**ASSIGNED TASK:**
Each line below that carries the string "Vidnoz" must appear in the answer.

**TASK DATA:**
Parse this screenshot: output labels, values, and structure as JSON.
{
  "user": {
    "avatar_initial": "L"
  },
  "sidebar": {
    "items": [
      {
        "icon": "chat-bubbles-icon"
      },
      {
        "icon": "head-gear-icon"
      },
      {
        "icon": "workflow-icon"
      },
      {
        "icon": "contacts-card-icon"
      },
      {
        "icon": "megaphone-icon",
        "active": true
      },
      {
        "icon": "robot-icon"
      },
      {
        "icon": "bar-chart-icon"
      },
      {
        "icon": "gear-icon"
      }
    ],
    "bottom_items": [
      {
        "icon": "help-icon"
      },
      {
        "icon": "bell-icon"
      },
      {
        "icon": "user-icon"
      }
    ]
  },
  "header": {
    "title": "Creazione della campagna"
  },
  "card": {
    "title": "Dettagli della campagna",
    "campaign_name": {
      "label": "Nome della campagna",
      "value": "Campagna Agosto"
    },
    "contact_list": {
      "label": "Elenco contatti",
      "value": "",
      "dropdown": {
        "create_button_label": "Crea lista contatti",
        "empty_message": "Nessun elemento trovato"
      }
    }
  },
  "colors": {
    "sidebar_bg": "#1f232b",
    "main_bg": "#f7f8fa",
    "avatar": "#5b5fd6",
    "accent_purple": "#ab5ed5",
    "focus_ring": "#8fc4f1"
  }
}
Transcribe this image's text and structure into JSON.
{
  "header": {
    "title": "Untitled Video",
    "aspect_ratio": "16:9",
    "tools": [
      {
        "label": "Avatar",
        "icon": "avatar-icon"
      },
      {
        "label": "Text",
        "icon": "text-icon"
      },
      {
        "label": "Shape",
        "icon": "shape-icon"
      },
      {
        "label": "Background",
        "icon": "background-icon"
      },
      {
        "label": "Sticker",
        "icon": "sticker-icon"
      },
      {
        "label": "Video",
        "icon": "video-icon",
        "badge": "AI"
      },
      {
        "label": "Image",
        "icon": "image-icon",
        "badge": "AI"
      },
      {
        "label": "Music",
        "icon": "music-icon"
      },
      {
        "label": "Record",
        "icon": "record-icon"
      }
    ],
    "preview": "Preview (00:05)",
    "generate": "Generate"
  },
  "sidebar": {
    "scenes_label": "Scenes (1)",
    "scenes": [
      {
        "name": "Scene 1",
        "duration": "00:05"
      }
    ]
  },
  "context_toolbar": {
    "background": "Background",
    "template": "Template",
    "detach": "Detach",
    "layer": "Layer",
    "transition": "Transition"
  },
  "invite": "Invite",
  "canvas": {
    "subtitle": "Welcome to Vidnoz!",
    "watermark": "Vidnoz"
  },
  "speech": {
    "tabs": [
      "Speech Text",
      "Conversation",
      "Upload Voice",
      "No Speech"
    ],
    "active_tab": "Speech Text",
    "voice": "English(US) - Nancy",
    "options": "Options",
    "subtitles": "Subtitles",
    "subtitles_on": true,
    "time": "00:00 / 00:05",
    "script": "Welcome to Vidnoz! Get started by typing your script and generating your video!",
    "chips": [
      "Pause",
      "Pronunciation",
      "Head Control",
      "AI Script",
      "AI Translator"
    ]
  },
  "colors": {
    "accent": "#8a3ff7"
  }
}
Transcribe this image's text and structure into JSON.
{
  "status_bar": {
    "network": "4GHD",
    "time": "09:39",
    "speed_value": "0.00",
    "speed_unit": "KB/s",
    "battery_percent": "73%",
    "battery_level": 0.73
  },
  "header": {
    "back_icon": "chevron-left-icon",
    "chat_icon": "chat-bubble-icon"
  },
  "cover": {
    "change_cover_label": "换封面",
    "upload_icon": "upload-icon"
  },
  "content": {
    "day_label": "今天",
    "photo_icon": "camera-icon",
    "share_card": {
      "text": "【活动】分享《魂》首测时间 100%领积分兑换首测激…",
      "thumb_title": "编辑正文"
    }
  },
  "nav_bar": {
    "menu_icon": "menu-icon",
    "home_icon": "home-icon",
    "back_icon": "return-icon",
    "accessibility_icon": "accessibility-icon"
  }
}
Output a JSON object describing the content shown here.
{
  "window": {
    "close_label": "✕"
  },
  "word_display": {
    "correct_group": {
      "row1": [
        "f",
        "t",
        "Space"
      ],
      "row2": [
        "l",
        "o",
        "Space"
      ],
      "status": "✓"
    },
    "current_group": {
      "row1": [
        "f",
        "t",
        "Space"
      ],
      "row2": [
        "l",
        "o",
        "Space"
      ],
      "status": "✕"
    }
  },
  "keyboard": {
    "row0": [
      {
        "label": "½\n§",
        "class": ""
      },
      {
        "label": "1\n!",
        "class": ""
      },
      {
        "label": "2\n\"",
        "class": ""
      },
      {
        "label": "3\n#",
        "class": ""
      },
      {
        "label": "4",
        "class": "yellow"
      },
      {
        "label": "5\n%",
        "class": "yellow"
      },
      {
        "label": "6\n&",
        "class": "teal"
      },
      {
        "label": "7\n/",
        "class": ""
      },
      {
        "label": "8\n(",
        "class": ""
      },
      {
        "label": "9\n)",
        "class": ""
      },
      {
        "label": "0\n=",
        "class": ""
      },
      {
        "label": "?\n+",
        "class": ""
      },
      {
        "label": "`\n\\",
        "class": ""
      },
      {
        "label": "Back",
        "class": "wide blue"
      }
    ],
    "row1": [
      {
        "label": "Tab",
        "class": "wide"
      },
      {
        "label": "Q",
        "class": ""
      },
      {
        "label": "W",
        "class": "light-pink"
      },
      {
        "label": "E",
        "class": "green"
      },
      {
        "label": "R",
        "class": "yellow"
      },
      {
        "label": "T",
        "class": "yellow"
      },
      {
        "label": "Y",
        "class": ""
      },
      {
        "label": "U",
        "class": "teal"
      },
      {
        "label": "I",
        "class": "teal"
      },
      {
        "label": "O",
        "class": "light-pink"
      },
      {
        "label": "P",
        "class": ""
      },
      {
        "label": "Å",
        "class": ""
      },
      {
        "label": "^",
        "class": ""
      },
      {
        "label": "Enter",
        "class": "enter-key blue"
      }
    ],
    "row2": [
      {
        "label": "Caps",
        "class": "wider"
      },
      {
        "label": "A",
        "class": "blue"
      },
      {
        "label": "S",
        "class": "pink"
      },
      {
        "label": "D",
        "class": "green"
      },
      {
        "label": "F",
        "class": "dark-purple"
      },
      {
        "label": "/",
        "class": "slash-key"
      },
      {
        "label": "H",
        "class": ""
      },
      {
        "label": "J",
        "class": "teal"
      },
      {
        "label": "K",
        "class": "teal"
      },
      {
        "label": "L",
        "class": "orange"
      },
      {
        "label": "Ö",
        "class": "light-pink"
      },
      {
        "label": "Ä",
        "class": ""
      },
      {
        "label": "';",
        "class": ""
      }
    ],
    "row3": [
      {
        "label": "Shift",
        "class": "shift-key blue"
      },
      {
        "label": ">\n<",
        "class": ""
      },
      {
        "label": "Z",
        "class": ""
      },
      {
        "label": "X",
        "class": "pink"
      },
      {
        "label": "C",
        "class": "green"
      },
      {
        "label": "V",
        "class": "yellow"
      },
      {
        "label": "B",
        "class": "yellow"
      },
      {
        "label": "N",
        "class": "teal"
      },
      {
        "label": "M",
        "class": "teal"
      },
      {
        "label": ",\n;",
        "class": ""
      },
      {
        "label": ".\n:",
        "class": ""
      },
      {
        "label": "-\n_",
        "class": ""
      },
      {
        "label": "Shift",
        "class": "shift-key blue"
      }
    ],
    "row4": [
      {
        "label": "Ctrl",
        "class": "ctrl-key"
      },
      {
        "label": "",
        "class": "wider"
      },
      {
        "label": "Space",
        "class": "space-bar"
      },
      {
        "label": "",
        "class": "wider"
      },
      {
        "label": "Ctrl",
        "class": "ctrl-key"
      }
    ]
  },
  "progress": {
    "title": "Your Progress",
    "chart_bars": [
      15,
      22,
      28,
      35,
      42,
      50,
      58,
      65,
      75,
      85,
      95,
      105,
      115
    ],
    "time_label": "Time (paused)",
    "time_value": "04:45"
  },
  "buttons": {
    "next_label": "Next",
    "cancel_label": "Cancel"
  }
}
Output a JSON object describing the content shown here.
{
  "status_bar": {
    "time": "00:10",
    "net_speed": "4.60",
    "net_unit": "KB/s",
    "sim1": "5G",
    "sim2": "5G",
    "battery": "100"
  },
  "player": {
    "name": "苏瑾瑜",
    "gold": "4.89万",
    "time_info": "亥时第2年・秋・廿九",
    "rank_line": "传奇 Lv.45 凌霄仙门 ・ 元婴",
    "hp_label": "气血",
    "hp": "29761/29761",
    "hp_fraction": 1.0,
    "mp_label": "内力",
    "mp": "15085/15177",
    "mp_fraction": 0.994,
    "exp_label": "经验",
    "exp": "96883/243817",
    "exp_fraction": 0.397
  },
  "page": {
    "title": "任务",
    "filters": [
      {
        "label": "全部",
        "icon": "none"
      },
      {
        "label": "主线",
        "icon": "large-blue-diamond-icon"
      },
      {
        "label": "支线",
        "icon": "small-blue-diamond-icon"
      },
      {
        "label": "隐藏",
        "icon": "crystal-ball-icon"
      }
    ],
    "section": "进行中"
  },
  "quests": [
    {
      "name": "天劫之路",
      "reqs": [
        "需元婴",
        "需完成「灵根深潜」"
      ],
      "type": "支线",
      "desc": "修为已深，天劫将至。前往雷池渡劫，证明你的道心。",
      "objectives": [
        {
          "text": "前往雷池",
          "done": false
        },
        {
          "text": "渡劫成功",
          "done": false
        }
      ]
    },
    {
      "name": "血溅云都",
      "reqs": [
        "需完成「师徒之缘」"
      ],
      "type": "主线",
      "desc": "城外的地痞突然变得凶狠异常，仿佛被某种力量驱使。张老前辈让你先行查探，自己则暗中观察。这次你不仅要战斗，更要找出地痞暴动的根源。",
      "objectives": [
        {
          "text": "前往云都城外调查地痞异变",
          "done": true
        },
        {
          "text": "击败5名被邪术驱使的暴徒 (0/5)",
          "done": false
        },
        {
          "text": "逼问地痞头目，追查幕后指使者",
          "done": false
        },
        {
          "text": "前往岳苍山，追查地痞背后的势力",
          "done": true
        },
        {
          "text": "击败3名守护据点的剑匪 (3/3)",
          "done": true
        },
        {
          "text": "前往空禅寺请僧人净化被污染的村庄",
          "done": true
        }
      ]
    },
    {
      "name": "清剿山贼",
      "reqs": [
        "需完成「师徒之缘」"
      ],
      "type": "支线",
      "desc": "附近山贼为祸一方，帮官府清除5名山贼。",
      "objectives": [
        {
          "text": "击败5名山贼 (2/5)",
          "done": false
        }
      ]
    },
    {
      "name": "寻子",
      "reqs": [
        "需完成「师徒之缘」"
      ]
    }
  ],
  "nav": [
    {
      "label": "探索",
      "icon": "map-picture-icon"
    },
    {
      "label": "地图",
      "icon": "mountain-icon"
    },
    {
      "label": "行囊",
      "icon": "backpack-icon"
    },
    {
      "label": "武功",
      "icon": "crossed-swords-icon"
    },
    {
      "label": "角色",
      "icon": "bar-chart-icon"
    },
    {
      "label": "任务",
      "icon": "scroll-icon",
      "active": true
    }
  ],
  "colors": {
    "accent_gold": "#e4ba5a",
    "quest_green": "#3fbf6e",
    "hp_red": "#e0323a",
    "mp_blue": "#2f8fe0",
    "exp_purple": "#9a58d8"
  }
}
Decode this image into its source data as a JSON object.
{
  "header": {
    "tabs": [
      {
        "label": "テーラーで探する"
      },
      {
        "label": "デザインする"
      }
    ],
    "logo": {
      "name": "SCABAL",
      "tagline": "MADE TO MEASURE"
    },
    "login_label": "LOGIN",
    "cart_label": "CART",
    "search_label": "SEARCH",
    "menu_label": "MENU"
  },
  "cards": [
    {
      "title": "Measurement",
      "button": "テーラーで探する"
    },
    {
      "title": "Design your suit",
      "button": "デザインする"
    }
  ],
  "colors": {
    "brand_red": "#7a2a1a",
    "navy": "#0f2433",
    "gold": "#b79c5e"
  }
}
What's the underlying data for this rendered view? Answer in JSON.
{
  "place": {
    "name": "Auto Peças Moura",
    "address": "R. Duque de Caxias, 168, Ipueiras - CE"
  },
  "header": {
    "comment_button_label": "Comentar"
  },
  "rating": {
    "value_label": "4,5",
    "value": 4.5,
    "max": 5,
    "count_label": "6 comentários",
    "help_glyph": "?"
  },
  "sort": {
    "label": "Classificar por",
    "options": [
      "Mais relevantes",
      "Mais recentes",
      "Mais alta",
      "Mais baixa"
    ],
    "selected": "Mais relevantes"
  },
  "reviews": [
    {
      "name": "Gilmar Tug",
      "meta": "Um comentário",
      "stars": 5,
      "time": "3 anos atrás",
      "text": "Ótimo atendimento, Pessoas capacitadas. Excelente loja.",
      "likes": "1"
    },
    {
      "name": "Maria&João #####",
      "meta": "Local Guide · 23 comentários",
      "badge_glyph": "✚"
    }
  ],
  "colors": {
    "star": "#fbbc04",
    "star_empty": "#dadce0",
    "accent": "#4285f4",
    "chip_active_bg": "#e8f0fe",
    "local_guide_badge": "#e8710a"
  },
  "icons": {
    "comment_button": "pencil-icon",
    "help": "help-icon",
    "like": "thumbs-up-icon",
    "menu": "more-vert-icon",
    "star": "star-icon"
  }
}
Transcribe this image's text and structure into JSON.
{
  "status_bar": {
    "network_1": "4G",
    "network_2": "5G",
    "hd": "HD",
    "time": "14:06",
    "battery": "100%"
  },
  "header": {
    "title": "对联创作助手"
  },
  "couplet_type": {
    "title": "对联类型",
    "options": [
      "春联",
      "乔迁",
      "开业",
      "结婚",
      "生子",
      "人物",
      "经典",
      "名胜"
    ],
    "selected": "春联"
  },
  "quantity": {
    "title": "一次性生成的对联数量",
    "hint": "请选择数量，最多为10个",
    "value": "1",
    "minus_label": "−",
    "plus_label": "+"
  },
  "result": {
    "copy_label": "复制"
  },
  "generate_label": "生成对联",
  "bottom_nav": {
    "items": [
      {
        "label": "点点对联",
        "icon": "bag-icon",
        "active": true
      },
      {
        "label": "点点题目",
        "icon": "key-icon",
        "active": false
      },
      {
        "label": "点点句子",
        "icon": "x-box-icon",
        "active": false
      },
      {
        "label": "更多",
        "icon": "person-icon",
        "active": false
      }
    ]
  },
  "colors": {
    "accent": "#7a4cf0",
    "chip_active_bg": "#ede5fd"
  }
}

**ANSWER TO THIS TASK:**
    "subtitle": "Welcome to Vidnoz!",
    "watermark": "Vidnoz"
    "script": "Welcome to Vidnoz! Get started by typing your script and generating your video!",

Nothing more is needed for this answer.